[Website and app data records]
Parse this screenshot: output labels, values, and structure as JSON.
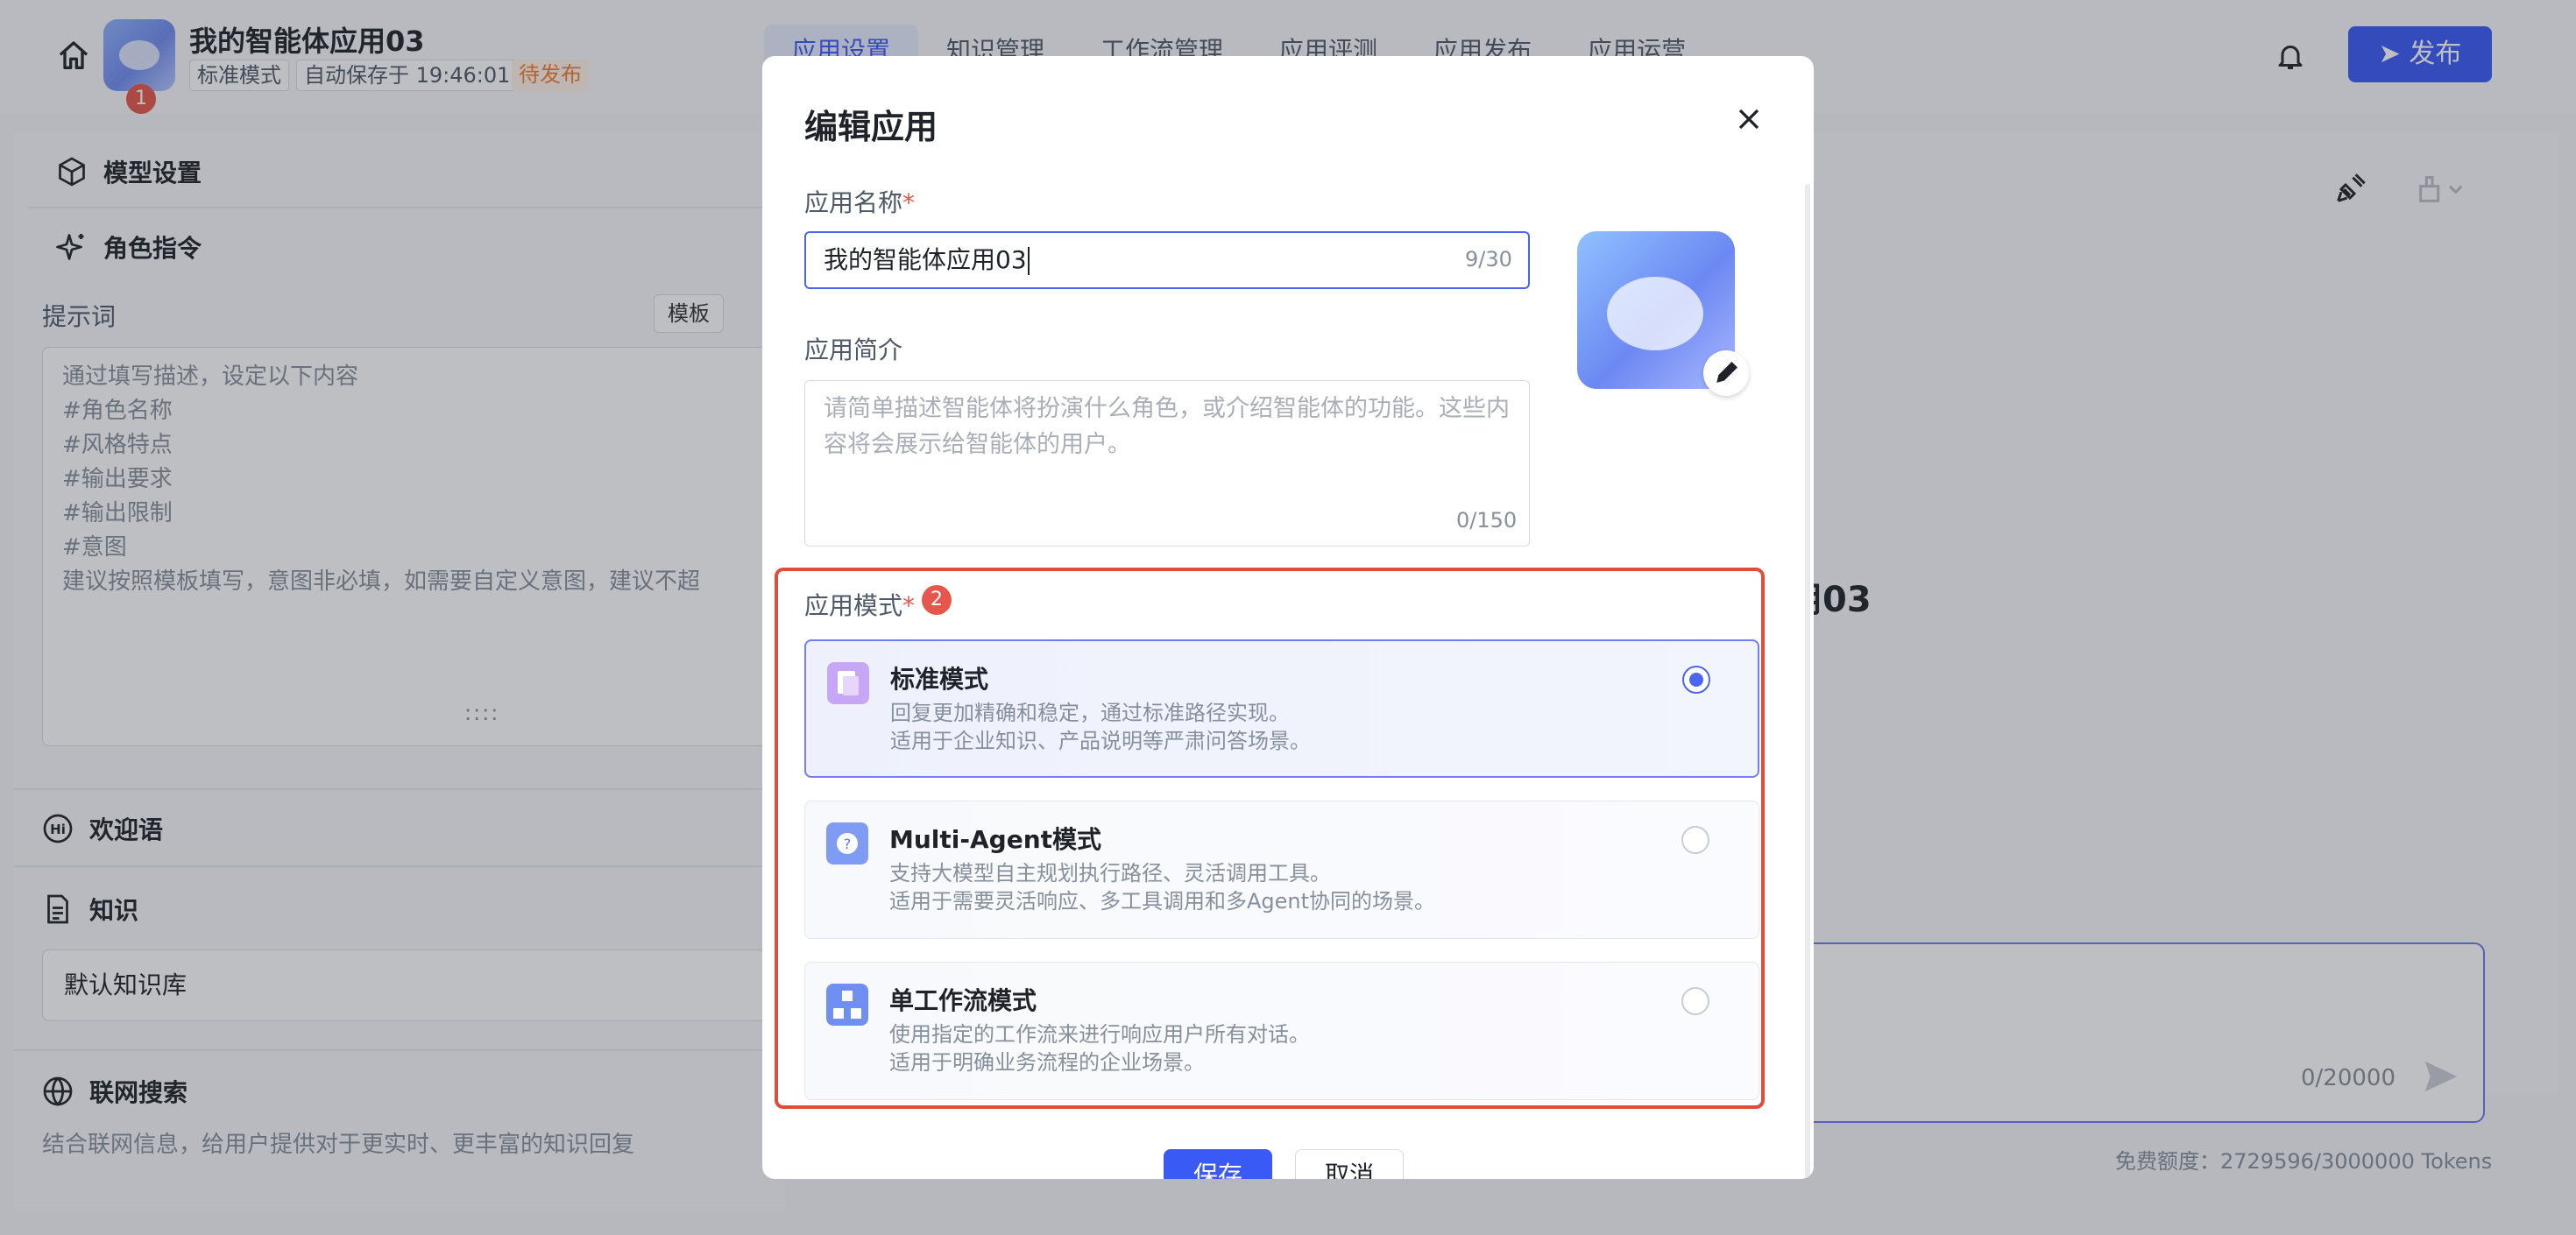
{
  "header": {
    "app_title": "我的智能体应用03",
    "tag_mode": "标准模式",
    "tag_autosave": "自动保存于 19:46:01",
    "tag_status": "待发布",
    "badge": "1",
    "tabs": [
      "应用设置",
      "知识管理",
      "工作流管理",
      "应用评测",
      "应用发布",
      "应用运营"
    ],
    "publish_label": "发布"
  },
  "left_panel": {
    "model_settings": "模型设置",
    "role_instructions": "角色指令",
    "prompt_label": "提示词",
    "template_button": "模板",
    "prompt_placeholder": "通过填写描述，设定以下内容\n#角色名称\n#风格特点\n#输出要求\n#输出限制\n#意图\n建议按照模板填写，意图非必填，如需要自定义意图，建议不超",
    "welcome": "欢迎语",
    "knowledge": "知识",
    "knowledge_base": "默认知识库",
    "web_search": "联网搜索",
    "web_search_desc": "结合联网信息，给用户提供对于更实时、更丰富的知识回复"
  },
  "preview": {
    "title_fragment": "用03",
    "input_count": "0/20000",
    "quota": "免费额度：2729596/3000000 Tokens"
  },
  "modal": {
    "title": "编辑应用",
    "name_label": "应用名称",
    "required_mark": "*",
    "name_value": "我的智能体应用03",
    "name_count": "9/30",
    "desc_label": "应用简介",
    "desc_placeholder": "请简单描述智能体将扮演什么角色，或介绍智能体的功能。这些内容将会展示给智能体的用户。",
    "desc_count": "0/150",
    "mode_label": "应用模式",
    "mode_badge": "2",
    "modes": [
      {
        "title": "标准模式",
        "desc1": "回复更加精确和稳定，通过标准路径实现。",
        "desc2": "适用于企业知识、产品说明等严肃问答场景。",
        "selected": true
      },
      {
        "title": "Multi-Agent模式",
        "desc1": "支持大模型自主规划执行路径、灵活调用工具。",
        "desc2": "适用于需要灵活响应、多工具调用和多Agent协同的场景。",
        "selected": false
      },
      {
        "title": "单工作流模式",
        "desc1": "使用指定的工作流来进行响应用户所有对话。",
        "desc2": "适用于明确业务流程的企业场景。",
        "selected": false
      }
    ],
    "save_label": "保存",
    "cancel_label": "取消"
  },
  "colors": {
    "primary": "#3a5af5",
    "highlight_frame": "#e24c3c",
    "badge": "#e7564a",
    "status_orange": "#f27c2e"
  }
}
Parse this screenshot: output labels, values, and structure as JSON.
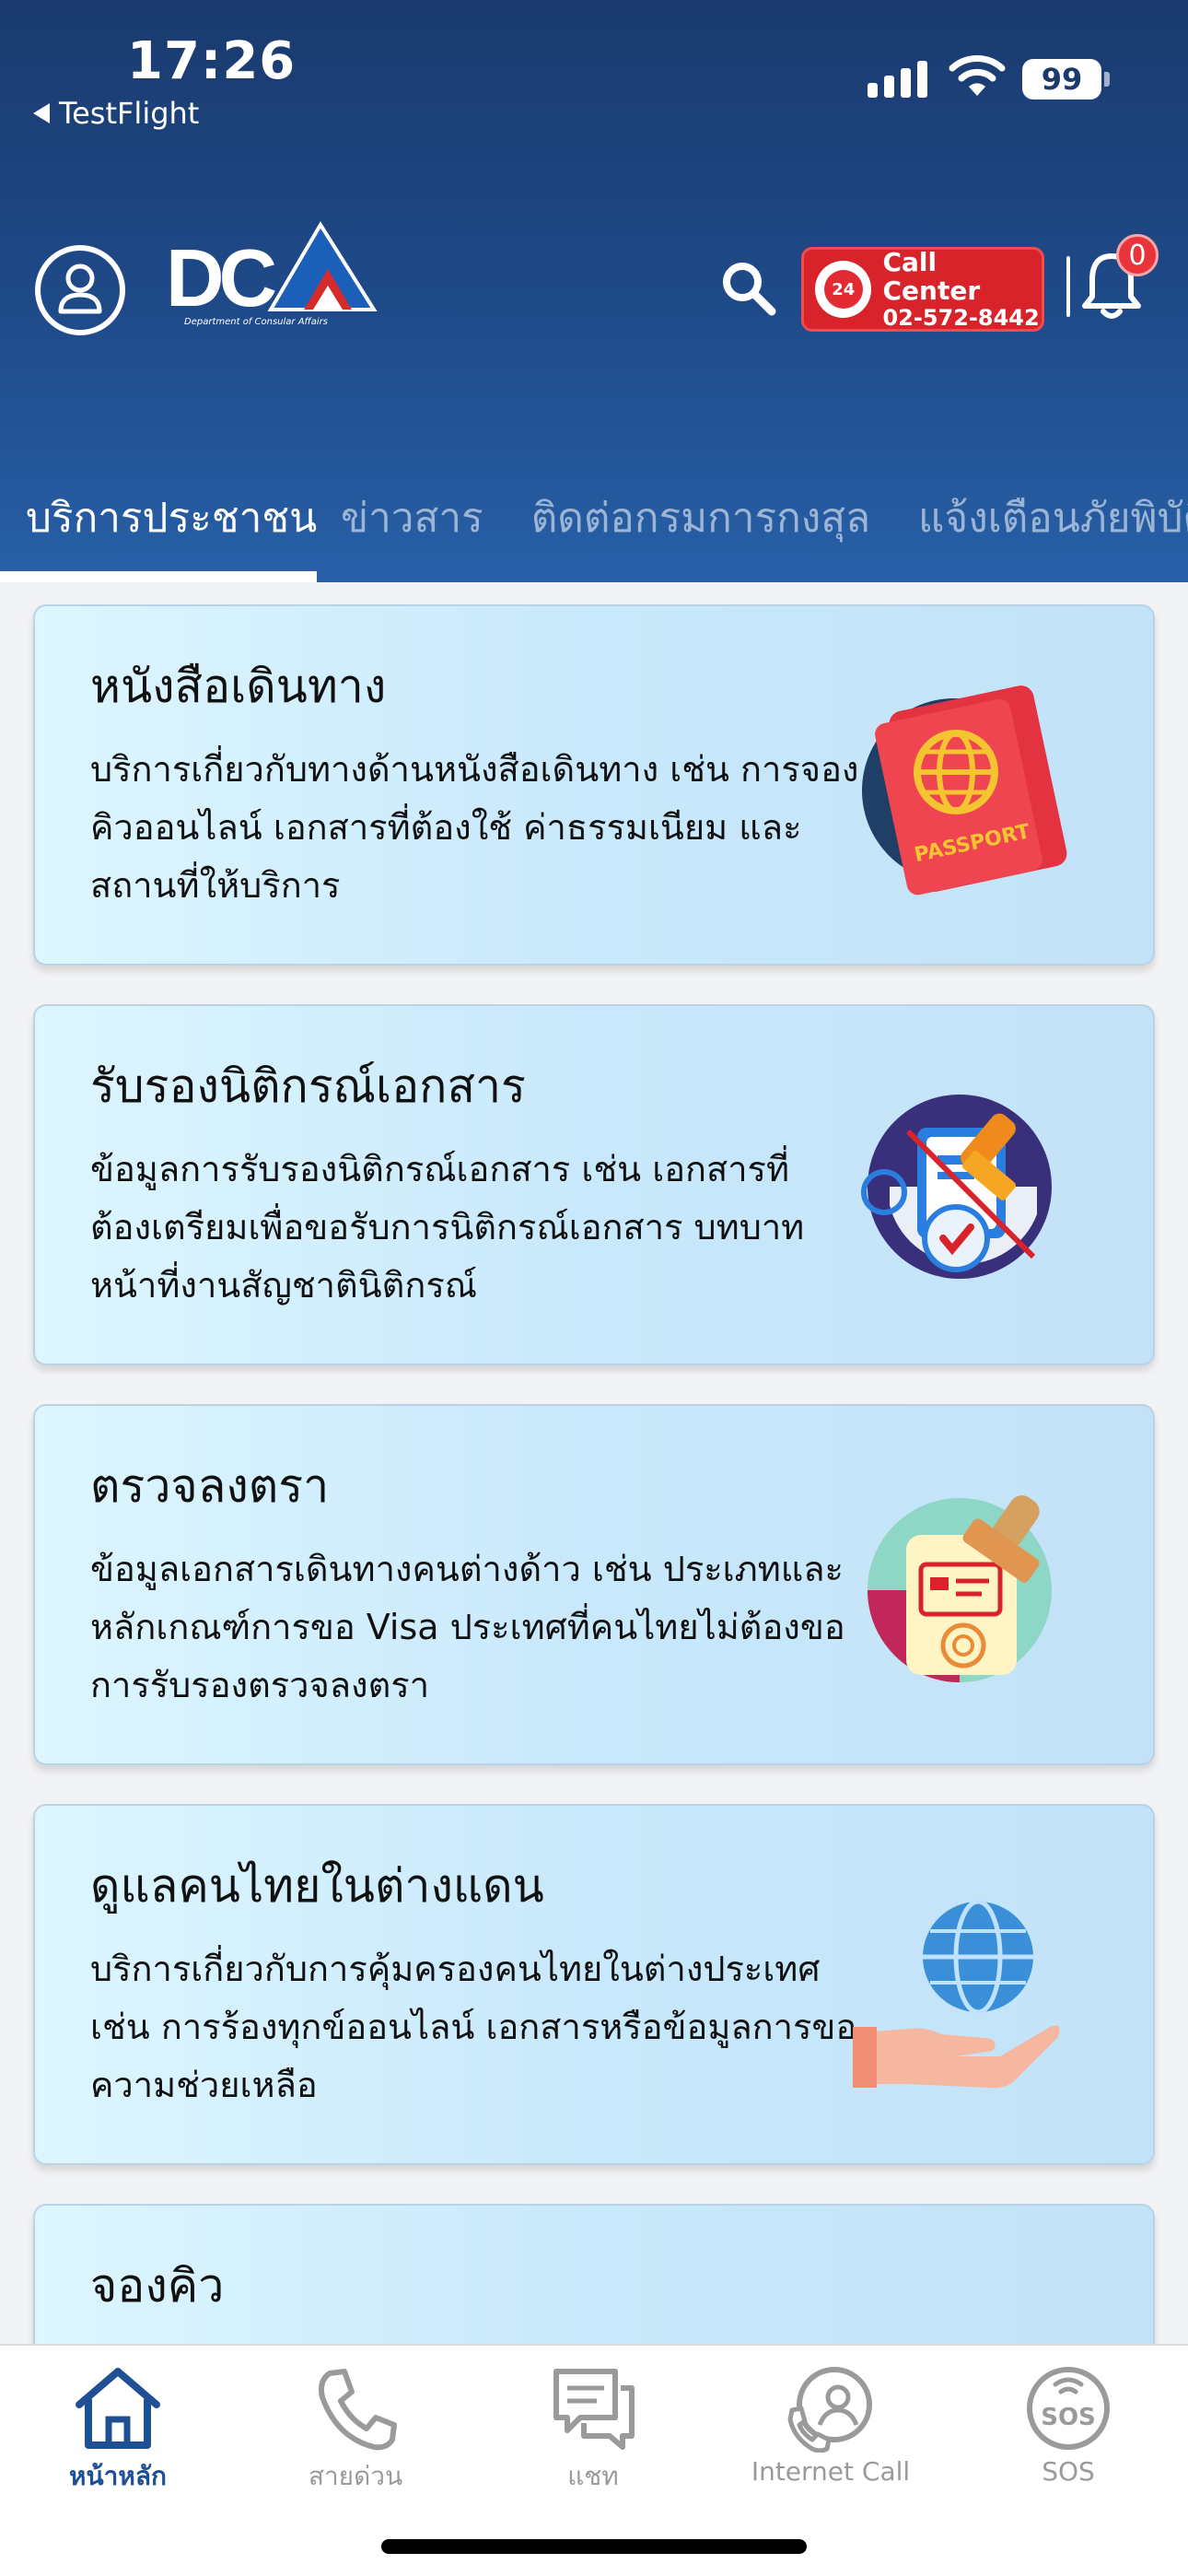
{
  "status": {
    "time": "17:26",
    "back_app": "TestFlight",
    "battery": "99"
  },
  "header": {
    "logo_text": "DCA",
    "logo_subtitle": "Department of Consular Affairs",
    "call_center": {
      "title": "Call Center",
      "number": "02-572-8442",
      "badge": "24"
    },
    "notification_count": "0"
  },
  "tabs": [
    {
      "label": "บริการประชาชน",
      "active": true
    },
    {
      "label": "ข่าวสาร",
      "active": false
    },
    {
      "label": "ติดต่อกรมการกงสุล",
      "active": false
    },
    {
      "label": "แจ้งเตือนภัยพิบัติ",
      "active": false
    }
  ],
  "cards": [
    {
      "title": "หนังสือเดินทาง",
      "description": "บริการเกี่ยวกับทางด้านหนังสือเดินทาง เช่น การจองคิวออนไลน์ เอกสารที่ต้องใช้ ค่าธรรมเนียม และสถานที่ให้บริการ",
      "icon": "passport-icon",
      "icon_text": "PASSPORT"
    },
    {
      "title": "รับรองนิติกรณ์เอกสาร",
      "description": "ข้อมูลการรับรองนิติกรณ์เอกสาร เช่น  เอกสารที่ต้องเตรียมเพื่อขอรับการนิติกรณ์เอกสาร บทบาทหน้าที่งานสัญชาตินิติกรณ์",
      "icon": "document-stamp-icon"
    },
    {
      "title": "ตรวจลงตรา",
      "description": "ข้อมูลเอกสารเดินทางคนต่างด้าว เช่น ประเภทและหลักเกณฑ์การขอ Visa ประเทศที่คนไทยไม่ต้องขอการรับรองตรวจลงตรา",
      "icon": "visa-stamp-icon"
    },
    {
      "title": "ดูแลคนไทยในต่างแดน",
      "description": "บริการเกี่ยวกับการคุ้มครองคนไทยในต่างประเทศ เช่น การร้องทุกข์ออนไลน์ เอกสารหรือข้อมูลการขอความช่วยเหลือ",
      "icon": "globe-hand-icon"
    },
    {
      "title": "จองคิว",
      "description": "",
      "icon": "calendar-icon"
    }
  ],
  "bottom_nav": [
    {
      "label": "หน้าหลัก",
      "icon": "home-icon",
      "active": true
    },
    {
      "label": "สายด่วน",
      "icon": "phone-icon",
      "active": false
    },
    {
      "label": "แชท",
      "icon": "chat-icon",
      "active": false
    },
    {
      "label": "Internet Call",
      "icon": "internet-call-icon",
      "active": false
    },
    {
      "label": "SOS",
      "icon": "sos-icon",
      "active": false
    }
  ],
  "colors": {
    "header_top": "#1a3a6e",
    "header_bottom": "#2860a8",
    "call_center_red": "#d8232a",
    "nav_active": "#1f4f94",
    "card_bg": "#c8e8fb"
  }
}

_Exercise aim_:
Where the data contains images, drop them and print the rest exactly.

_Result_:
Parse this screenshot: output labels, values, and structure as JSON.
{
  "header": {
    "app_title": "我的智能体应用03",
    "tag_mode": "标准模式",
    "tag_autosave": "自动保存于 19:46:01",
    "tag_status": "待发布",
    "badge": "1",
    "tabs": [
      "应用设置",
      "知识管理",
      "工作流管理",
      "应用评测",
      "应用发布",
      "应用运营"
    ],
    "publish_label": "发布"
  },
  "left_panel": {
    "model_settings": "模型设置",
    "role_instructions": "角色指令",
    "prompt_label": "提示词",
    "template_button": "模板",
    "prompt_placeholder": "通过填写描述，设定以下内容\n#角色名称\n#风格特点\n#输出要求\n#输出限制\n#意图\n建议按照模板填写，意图非必填，如需要自定义意图，建议不超",
    "welcome": "欢迎语",
    "knowledge": "知识",
    "knowledge_base": "默认知识库",
    "web_search": "联网搜索",
    "web_search_desc": "结合联网信息，给用户提供对于更实时、更丰富的知识回复"
  },
  "preview": {
    "title_fragment": "用03",
    "input_count": "0/20000",
    "quota": "免费额度：2729596/3000000 Tokens"
  },
  "modal": {
    "title": "编辑应用",
    "name_label": "应用名称",
    "required_mark": "*",
    "name_value": "我的智能体应用03",
    "name_count": "9/30",
    "desc_label": "应用简介",
    "desc_placeholder": "请简单描述智能体将扮演什么角色，或介绍智能体的功能。这些内容将会展示给智能体的用户。",
    "desc_count": "0/150",
    "mode_label": "应用模式",
    "mode_badge": "2",
    "modes": [
      {
        "title": "标准模式",
        "desc1": "回复更加精确和稳定，通过标准路径实现。",
        "desc2": "适用于企业知识、产品说明等严肃问答场景。",
        "selected": true
      },
      {
        "title": "Multi-Agent模式",
        "desc1": "支持大模型自主规划执行路径、灵活调用工具。",
        "desc2": "适用于需要灵活响应、多工具调用和多Agent协同的场景。",
        "selected": false
      },
      {
        "title": "单工作流模式",
        "desc1": "使用指定的工作流来进行响应用户所有对话。",
        "desc2": "适用于明确业务流程的企业场景。",
        "selected": false
      }
    ],
    "save_label": "保存",
    "cancel_label": "取消"
  },
  "colors": {
    "primary": "#3a5af5",
    "highlight_frame": "#e24c3c",
    "badge": "#e7564a",
    "status_orange": "#f27c2e"
  }
}
Parse this screenshot: output labels, values, and structure as JSON.
{
  "status": {
    "time": "17:26",
    "back_app": "TestFlight",
    "battery": "99"
  },
  "header": {
    "logo_text": "DCA",
    "logo_subtitle": "Department of Consular Affairs",
    "call_center": {
      "title": "Call Center",
      "number": "02-572-8442",
      "badge": "24"
    },
    "notification_count": "0"
  },
  "tabs": [
    {
      "label": "บริการประชาชน",
      "active": true
    },
    {
      "label": "ข่าวสาร",
      "active": false
    },
    {
      "label": "ติดต่อกรมการกงสุล",
      "active": false
    },
    {
      "label": "แจ้งเตือนภัยพิบัติ",
      "active": false
    }
  ],
  "cards": [
    {
      "title": "หนังสือเดินทาง",
      "description": "บริการเกี่ยวกับทางด้านหนังสือเดินทาง เช่น การจองคิวออนไลน์ เอกสารที่ต้องใช้ ค่าธรรมเนียม และสถานที่ให้บริการ",
      "icon": "passport-icon",
      "icon_text": "PASSPORT"
    },
    {
      "title": "รับรองนิติกรณ์เอกสาร",
      "description": "ข้อมูลการรับรองนิติกรณ์เอกสาร เช่น  เอกสารที่ต้องเตรียมเพื่อขอรับการนิติกรณ์เอกสาร บทบาทหน้าที่งานสัญชาตินิติกรณ์",
      "icon": "document-stamp-icon"
    },
    {
      "title": "ตรวจลงตรา",
      "description": "ข้อมูลเอกสารเดินทางคนต่างด้าว เช่น ประเภทและหลักเกณฑ์การขอ Visa ประเทศที่คนไทยไม่ต้องขอการรับรองตรวจลงตรา",
      "icon": "visa-stamp-icon"
    },
    {
      "title": "ดูแลคนไทยในต่างแดน",
      "description": "บริการเกี่ยวกับการคุ้มครองคนไทยในต่างประเทศ เช่น การร้องทุกข์ออนไลน์ เอกสารหรือข้อมูลการขอความช่วยเหลือ",
      "icon": "globe-hand-icon"
    },
    {
      "title": "จองคิว",
      "description": "",
      "icon": "calendar-icon"
    }
  ],
  "bottom_nav": [
    {
      "label": "หน้าหลัก",
      "icon": "home-icon",
      "active": true
    },
    {
      "label": "สายด่วน",
      "icon": "phone-icon",
      "active": false
    },
    {
      "label": "แชท",
      "icon": "chat-icon",
      "active": false
    },
    {
      "label": "Internet Call",
      "icon": "internet-call-icon",
      "active": false
    },
    {
      "label": "SOS",
      "icon": "sos-icon",
      "active": false
    }
  ],
  "colors": {
    "header_top": "#1a3a6e",
    "header_bottom": "#2860a8",
    "call_center_red": "#d8232a",
    "nav_active": "#1f4f94",
    "card_bg": "#c8e8fb"
  }
}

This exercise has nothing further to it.